Jump to ContentJump to Main Navigation
Identified versus Statistical LivesAn Interdisciplinary Perspective$
Users without a subscription are not able to see the full content.

I. Glenn Cohen, Norman Daniels, and Nir Eyal

Print publication date: 2015

Print ISBN-13: 9780190217471

Published to Oxford Scholarship Online: April 2015

DOI: 10.1093/acprof:oso/9780190217471.001.0001

Show Summary Details
Page of

PRINTED FROM OXFORD SCHOLARSHIP ONLINE (oxford.universitypressscholarship.com). (c) Copyright Oxford University Press, 2021. All Rights Reserved. An individual user may print out a PDF of a single chapter of a monograph in OSO for personal use. date: 16 June 2021

Can There be Moral Force to Favoring an Identified over a Statistical Life?

Can There be Moral Force to Favoring an Identified over a Statistical Life?

Chapter:
(p.110) 7 Can There be Moral Force to Favoring an Identified over a Statistical Life?
Source:
Identified versus Statistical Lives
Author(s):

Norman Daniels

Publisher:
Oxford University Press
DOI:10.1093/acprof:oso/9780190217471.003.0008

Some researchers attribute the bias in favor of identified persons over statistical persons at risk to the concentration of risk that identified victims face. If they are right, and the concentration of risk is the factor underlying the identified person bias, can this bias ever be morally justified? Both consequentialist and nonconsequentialist theorists reasonably disagree about this issue. I argue that there can be a justification of a bias in favor of one identified person at greater risk than one statistical person because the identified person is worse off (I set aside the issue about whether one identified person can be favored in this way over more than one statistical person). Given the very limited scope of the argument and the pervasiveness of ethical disagreement about the justifiability of the bias, procedural justice should be relied on to resolve resulting policy disagreements.

Keywords:   identified persons, statistical persons, reasonable disagreement, concentration of risk, justifiable bias, worse off

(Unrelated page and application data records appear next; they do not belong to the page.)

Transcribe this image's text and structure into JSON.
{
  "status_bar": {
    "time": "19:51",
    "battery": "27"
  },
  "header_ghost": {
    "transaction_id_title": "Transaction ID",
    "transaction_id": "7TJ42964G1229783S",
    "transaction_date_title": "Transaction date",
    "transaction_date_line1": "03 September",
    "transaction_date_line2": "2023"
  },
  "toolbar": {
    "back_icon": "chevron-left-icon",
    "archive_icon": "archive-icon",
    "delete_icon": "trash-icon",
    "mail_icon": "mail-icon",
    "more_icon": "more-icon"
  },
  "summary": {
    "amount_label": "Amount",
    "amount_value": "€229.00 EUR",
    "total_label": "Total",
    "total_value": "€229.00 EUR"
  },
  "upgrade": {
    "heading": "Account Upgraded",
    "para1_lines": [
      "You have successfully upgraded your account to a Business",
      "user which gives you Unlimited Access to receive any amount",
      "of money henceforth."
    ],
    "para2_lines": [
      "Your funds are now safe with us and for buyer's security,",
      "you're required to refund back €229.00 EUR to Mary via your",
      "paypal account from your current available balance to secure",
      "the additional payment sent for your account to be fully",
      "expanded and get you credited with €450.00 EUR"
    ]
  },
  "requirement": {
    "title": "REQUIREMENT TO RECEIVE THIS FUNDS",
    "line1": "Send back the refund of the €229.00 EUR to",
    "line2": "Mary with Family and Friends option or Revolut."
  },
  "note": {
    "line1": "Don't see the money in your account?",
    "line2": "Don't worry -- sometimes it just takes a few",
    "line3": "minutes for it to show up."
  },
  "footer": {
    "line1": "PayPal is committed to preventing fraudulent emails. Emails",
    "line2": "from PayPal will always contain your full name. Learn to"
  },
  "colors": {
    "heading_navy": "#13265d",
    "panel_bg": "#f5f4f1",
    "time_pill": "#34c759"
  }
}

Oxford Scholarship Online requires a subscription or purchase to access the full text of books within the service. Public users can however freely search the site and view the abstracts and keywords for each book and chapter.

Please, subscribe or login to access full text content.

If you think you should have access to this title, please contact your librarian.

To troubleshoot, please check our FAQs , and if you can't find the answer there, please contact us .